(Given data begins)

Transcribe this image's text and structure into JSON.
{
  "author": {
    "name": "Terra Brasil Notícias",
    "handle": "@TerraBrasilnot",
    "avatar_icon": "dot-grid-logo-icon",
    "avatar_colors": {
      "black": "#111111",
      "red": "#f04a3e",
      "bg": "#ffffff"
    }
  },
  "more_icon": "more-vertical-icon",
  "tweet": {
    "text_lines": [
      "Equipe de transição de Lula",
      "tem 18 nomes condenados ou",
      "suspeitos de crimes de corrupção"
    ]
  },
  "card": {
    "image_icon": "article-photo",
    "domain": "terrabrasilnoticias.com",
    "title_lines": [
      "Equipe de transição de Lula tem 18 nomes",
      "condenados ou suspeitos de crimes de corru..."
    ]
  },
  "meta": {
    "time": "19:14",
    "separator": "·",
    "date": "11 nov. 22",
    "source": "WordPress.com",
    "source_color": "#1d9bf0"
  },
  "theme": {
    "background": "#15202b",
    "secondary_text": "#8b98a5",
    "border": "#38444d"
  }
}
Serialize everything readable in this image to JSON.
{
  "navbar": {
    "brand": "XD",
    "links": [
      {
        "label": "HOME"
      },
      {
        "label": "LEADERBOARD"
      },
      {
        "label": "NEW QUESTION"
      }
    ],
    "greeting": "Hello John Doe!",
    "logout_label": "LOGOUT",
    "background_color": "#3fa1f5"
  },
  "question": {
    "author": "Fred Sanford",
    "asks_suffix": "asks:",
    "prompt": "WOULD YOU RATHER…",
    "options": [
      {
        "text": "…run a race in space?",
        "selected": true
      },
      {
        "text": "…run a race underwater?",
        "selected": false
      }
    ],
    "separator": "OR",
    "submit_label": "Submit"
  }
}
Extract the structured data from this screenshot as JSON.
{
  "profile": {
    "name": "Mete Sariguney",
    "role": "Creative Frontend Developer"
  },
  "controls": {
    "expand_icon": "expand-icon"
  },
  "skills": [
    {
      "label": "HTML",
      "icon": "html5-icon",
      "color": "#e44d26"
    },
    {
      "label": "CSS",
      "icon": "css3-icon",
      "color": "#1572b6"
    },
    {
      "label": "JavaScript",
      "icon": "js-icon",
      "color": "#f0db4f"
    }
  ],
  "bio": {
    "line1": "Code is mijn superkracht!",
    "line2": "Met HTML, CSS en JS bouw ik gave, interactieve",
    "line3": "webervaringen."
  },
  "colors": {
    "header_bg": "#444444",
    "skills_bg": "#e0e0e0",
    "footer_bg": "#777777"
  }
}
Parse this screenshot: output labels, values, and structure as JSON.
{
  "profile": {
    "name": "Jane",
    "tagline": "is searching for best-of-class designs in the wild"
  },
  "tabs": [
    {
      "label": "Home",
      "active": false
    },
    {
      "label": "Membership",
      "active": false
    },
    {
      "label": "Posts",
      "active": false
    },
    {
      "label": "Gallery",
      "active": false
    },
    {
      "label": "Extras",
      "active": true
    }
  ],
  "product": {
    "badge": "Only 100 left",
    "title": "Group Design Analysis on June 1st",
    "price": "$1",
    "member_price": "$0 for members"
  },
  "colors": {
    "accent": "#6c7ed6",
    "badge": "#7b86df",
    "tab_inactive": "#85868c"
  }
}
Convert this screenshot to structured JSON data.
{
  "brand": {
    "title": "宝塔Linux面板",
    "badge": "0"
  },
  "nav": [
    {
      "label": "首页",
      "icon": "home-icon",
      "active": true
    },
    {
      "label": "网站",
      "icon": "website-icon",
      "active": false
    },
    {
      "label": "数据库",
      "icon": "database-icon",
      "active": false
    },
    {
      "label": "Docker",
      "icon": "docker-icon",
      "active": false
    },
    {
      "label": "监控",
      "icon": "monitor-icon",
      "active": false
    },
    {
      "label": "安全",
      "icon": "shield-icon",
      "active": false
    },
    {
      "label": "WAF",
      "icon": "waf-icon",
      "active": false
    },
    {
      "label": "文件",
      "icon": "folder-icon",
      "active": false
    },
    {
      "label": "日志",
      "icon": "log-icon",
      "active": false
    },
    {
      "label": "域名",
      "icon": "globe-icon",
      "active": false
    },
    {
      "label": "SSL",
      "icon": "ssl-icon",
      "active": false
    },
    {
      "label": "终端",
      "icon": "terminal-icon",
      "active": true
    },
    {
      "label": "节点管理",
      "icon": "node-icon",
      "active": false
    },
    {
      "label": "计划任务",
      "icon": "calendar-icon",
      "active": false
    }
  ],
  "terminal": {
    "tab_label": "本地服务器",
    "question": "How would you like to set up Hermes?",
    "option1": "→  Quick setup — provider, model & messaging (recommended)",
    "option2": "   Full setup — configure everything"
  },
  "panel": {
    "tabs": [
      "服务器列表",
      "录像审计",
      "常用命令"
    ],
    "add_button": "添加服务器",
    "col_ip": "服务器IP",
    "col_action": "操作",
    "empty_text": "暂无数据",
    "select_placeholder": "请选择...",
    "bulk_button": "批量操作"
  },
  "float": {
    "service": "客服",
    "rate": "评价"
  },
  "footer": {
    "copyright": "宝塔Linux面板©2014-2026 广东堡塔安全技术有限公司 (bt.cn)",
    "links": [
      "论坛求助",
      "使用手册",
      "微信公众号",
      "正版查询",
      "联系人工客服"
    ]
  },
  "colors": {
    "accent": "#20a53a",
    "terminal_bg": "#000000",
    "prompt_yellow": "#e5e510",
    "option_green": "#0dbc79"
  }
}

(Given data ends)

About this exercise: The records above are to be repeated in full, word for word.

Solution to the problem:
Transcribe this image's text and structure into JSON.
{
  "author": {
    "name": "Terra Brasil Notícias",
    "handle": "@TerraBrasilnot",
    "avatar_icon": "dot-grid-logo-icon",
    "avatar_colors": {
      "black": "#111111",
      "red": "#f04a3e",
      "bg": "#ffffff"
    }
  },
  "more_icon": "more-vertical-icon",
  "tweet": {
    "text_lines": [
      "Equipe de transição de Lula",
      "tem 18 nomes condenados ou",
      "suspeitos de crimes de corrupção"
    ]
  },
  "card": {
    "image_icon": "article-photo",
    "domain": "terrabrasilnoticias.com",
    "title_lines": [
      "Equipe de transição de Lula tem 18 nomes",
      "condenados ou suspeitos de crimes de corru..."
    ]
  },
  "meta": {
    "time": "19:14",
    "separator": "·",
    "date": "11 nov. 22",
    "source": "WordPress.com",
    "source_color": "#1d9bf0"
  },
  "theme": {
    "background": "#15202b",
    "secondary_text": "#8b98a5",
    "border": "#38444d"
  }
}
Serialize everything readable in this image to JSON.
{
  "navbar": {
    "brand": "XD",
    "links": [
      {
        "label": "HOME"
      },
      {
        "label": "LEADERBOARD"
      },
      {
        "label": "NEW QUESTION"
      }
    ],
    "greeting": "Hello John Doe!",
    "logout_label": "LOGOUT",
    "background_color": "#3fa1f5"
  },
  "question": {
    "author": "Fred Sanford",
    "asks_suffix": "asks:",
    "prompt": "WOULD YOU RATHER…",
    "options": [
      {
        "text": "…run a race in space?",
        "selected": true
      },
      {
        "text": "…run a race underwater?",
        "selected": false
      }
    ],
    "separator": "OR",
    "submit_label": "Submit"
  }
}
Extract the structured data from this screenshot as JSON.
{
  "profile": {
    "name": "Mete Sariguney",
    "role": "Creative Frontend Developer"
  },
  "controls": {
    "expand_icon": "expand-icon"
  },
  "skills": [
    {
      "label": "HTML",
      "icon": "html5-icon",
      "color": "#e44d26"
    },
    {
      "label": "CSS",
      "icon": "css3-icon",
      "color": "#1572b6"
    },
    {
      "label": "JavaScript",
      "icon": "js-icon",
      "color": "#f0db4f"
    }
  ],
  "bio": {
    "line1": "Code is mijn superkracht!",
    "line2": "Met HTML, CSS en JS bouw ik gave, interactieve",
    "line3": "webervaringen."
  },
  "colors": {
    "header_bg": "#444444",
    "skills_bg": "#e0e0e0",
    "footer_bg": "#777777"
  }
}
Parse this screenshot: output labels, values, and structure as JSON.
{
  "profile": {
    "name": "Jane",
    "tagline": "is searching for best-of-class designs in the wild"
  },
  "tabs": [
    {
      "label": "Home",
      "active": false
    },
    {
      "label": "Membership",
      "active": false
    },
    {
      "label": "Posts",
      "active": false
    },
    {
      "label": "Gallery",
      "active": false
    },
    {
      "label": "Extras",
      "active": true
    }
  ],
  "product": {
    "badge": "Only 100 left",
    "title": "Group Design Analysis on June 1st",
    "price": "$1",
    "member_price": "$0 for members"
  },
  "colors": {
    "accent": "#6c7ed6",
    "badge": "#7b86df",
    "tab_inactive": "#85868c"
  }
}
Convert this screenshot to structured JSON data.
{
  "brand": {
    "title": "宝塔Linux面板",
    "badge": "0"
  },
  "nav": [
    {
      "label": "首页",
      "icon": "home-icon",
      "active": true
    },
    {
      "label": "网站",
      "icon": "website-icon",
      "active": false
    },
    {
      "label": "数据库",
      "icon": "database-icon",
      "active": false
    },
    {
      "label": "Docker",
      "icon": "docker-icon",
      "active": false
    },
    {
      "label": "监控",
      "icon": "monitor-icon",
      "active": false
    },
    {
      "label": "安全",
      "icon": "shield-icon",
      "active": false
    },
    {
      "label": "WAF",
      "icon": "waf-icon",
      "active": false
    },
    {
      "label": "文件",
      "icon": "folder-icon",
      "active": false
    },
    {
      "label": "日志",
      "icon": "log-icon",
      "active": false
    },
    {
      "label": "域名",
      "icon": "globe-icon",
      "active": false
    },
    {
      "label": "SSL",
      "icon": "ssl-icon",
      "active": false
    },
    {
      "label": "终端",
      "icon": "terminal-icon",
      "active": true
    },
    {
      "label": "节点管理",
      "icon": "node-icon",
      "active": false
    },
    {
      "label": "计划任务",
      "icon": "calendar-icon",
      "active": false
    }
  ],
  "terminal": {
    "tab_label": "本地服务器",
    "question": "How would you like to set up Hermes?",
    "option1": "→  Quick setup — provider, model & messaging (recommended)",
    "option2": "   Full setup — configure everything"
  },
  "panel": {
    "tabs": [
      "服务器列表",
      "录像审计",
      "常用命令"
    ],
    "add_button": "添加服务器",
    "col_ip": "服务器IP",
    "col_action": "操作",
    "empty_text": "暂无数据",
    "select_placeholder": "请选择...",
    "bulk_button": "批量操作"
  },
  "float": {
    "service": "客服",
    "rate": "评价"
  },
  "footer": {
    "copyright": "宝塔Linux面板©2014-2026 广东堡塔安全技术有限公司 (bt.cn)",
    "links": [
      "论坛求助",
      "使用手册",
      "微信公众号",
      "正版查询",
      "联系人工客服"
    ]
  },
  "colors": {
    "accent": "#20a53a",
    "terminal_bg": "#000000",
    "prompt_yellow": "#e5e510",
    "option_green": "#0dbc79"
  }
}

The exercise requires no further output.